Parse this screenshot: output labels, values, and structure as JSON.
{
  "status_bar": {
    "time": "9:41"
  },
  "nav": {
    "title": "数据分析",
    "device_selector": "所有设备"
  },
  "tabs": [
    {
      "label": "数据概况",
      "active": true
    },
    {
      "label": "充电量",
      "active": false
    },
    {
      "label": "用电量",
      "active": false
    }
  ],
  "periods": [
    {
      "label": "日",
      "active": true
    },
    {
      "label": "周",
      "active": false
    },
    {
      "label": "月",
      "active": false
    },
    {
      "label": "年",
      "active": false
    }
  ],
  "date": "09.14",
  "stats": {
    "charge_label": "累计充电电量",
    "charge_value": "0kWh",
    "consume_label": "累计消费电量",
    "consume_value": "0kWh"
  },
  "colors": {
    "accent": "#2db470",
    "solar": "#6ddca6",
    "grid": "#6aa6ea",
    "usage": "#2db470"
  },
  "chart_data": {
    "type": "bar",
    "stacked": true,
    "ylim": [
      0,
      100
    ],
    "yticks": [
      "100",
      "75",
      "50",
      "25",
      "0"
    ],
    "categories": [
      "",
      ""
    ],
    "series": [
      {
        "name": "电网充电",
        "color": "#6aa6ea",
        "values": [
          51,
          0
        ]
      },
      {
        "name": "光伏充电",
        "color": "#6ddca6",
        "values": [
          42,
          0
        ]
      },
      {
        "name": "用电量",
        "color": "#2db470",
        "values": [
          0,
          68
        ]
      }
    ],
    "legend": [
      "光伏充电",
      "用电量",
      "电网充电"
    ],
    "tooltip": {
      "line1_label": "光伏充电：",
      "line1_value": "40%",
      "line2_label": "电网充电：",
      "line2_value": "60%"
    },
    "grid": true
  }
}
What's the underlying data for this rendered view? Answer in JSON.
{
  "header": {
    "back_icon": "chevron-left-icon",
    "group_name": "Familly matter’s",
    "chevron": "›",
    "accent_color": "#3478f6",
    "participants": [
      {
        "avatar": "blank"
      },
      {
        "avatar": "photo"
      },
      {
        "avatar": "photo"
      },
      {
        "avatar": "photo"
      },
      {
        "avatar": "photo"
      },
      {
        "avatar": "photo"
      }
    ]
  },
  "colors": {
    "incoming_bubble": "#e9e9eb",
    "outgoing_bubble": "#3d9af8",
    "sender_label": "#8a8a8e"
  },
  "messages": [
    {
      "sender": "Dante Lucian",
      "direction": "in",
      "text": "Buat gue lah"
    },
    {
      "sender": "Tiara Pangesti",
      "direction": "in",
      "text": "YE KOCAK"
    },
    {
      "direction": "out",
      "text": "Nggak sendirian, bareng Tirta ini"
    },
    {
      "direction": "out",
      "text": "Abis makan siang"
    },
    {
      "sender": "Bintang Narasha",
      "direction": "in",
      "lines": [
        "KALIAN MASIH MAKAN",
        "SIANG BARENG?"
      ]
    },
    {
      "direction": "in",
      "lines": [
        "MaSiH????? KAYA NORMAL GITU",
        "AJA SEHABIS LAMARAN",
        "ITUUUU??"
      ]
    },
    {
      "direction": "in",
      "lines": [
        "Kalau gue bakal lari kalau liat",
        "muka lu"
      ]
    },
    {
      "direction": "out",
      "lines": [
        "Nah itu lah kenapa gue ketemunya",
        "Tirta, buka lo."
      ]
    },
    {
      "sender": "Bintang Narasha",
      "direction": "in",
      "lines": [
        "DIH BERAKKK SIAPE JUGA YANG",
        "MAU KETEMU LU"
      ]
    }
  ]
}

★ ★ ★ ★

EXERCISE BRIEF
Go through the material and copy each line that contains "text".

PROBLEM SOLUTION
      "text": "Buat gue lah"
      "text": "YE KOCAK"
      "text": "Nggak sendirian, bareng Tirta ini"
      "text": "Abis makan siang"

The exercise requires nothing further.